Exercise instructions: Each line of the data below that includes the string "value" must be copied.

Stored data:
:::

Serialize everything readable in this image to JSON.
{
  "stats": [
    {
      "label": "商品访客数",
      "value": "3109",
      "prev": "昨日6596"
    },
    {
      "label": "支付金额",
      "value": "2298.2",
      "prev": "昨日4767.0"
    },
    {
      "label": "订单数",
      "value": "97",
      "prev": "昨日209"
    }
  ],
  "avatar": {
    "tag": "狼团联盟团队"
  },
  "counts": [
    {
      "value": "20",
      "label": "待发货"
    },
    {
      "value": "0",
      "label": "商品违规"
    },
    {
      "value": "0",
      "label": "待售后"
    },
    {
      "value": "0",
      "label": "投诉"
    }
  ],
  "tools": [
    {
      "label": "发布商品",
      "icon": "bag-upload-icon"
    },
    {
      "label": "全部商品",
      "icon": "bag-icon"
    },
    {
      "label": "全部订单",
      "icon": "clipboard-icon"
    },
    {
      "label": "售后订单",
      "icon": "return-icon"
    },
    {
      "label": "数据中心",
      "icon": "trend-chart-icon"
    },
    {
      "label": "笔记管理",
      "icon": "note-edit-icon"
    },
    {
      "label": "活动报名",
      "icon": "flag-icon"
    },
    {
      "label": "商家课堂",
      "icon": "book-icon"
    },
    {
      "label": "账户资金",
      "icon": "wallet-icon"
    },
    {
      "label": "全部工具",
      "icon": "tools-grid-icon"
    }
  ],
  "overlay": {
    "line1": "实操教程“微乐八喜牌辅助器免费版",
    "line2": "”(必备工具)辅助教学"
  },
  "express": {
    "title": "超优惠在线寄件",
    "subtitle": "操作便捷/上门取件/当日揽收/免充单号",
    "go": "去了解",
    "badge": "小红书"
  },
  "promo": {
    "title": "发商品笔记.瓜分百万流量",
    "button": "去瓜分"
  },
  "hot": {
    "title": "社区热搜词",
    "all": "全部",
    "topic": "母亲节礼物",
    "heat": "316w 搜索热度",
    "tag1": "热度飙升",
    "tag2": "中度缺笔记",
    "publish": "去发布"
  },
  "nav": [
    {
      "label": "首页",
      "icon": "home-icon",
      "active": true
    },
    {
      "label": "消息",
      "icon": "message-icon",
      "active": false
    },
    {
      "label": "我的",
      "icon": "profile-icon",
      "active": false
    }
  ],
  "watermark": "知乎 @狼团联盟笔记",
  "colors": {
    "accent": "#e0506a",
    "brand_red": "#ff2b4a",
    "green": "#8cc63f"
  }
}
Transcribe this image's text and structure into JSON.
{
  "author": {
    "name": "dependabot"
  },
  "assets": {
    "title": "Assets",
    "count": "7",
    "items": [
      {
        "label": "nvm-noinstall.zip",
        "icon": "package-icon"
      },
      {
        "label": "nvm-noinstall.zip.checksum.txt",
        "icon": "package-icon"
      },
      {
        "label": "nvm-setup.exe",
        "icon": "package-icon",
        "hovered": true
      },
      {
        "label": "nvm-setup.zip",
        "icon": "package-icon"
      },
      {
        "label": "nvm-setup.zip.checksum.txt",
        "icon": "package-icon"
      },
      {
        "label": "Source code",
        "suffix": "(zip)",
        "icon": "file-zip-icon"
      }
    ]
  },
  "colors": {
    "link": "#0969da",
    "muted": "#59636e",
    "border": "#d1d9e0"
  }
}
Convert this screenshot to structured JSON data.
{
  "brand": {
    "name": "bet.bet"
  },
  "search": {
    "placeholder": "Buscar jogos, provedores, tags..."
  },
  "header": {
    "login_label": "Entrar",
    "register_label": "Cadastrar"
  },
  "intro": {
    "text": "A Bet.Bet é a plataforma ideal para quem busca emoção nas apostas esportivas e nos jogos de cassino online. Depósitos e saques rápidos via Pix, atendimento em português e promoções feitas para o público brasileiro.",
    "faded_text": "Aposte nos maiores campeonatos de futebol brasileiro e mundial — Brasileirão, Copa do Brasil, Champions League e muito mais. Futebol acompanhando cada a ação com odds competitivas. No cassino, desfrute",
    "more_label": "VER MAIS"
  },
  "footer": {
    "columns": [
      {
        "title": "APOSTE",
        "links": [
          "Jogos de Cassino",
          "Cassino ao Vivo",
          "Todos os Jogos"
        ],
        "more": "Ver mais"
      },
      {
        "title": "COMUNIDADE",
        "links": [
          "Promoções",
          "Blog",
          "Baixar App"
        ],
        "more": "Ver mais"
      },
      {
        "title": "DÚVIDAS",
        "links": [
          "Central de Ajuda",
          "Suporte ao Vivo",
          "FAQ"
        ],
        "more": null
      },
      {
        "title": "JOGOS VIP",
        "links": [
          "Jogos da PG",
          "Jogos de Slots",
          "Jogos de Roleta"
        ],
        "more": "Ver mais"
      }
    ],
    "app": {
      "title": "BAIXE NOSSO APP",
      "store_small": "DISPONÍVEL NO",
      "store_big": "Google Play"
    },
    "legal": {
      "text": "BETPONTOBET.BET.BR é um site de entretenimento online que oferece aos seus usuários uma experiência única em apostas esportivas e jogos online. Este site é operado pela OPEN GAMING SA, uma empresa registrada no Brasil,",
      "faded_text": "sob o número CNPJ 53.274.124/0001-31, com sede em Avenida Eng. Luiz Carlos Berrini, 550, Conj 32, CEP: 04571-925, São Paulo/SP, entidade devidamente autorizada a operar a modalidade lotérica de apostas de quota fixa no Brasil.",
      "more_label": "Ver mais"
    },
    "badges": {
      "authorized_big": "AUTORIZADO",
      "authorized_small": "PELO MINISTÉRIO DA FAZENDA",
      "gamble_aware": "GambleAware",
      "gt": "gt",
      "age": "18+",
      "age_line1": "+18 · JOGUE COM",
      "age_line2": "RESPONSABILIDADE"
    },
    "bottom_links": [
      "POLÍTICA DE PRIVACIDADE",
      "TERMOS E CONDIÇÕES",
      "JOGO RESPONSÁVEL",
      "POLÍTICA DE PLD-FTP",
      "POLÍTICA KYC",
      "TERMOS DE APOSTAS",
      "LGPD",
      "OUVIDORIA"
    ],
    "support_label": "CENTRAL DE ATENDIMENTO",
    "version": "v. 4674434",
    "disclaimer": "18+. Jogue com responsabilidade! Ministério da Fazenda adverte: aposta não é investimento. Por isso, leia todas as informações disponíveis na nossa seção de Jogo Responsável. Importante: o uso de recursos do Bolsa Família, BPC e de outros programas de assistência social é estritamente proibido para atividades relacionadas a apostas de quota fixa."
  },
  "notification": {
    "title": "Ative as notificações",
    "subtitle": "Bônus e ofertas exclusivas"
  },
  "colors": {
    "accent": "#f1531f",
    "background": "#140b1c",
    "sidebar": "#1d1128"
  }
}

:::

Solution below:
      "value": "3109",
      "value": "2298.2",
      "value": "97",
      "value": "20",
      "value": "0",
      "value": "0",
      "value": "0",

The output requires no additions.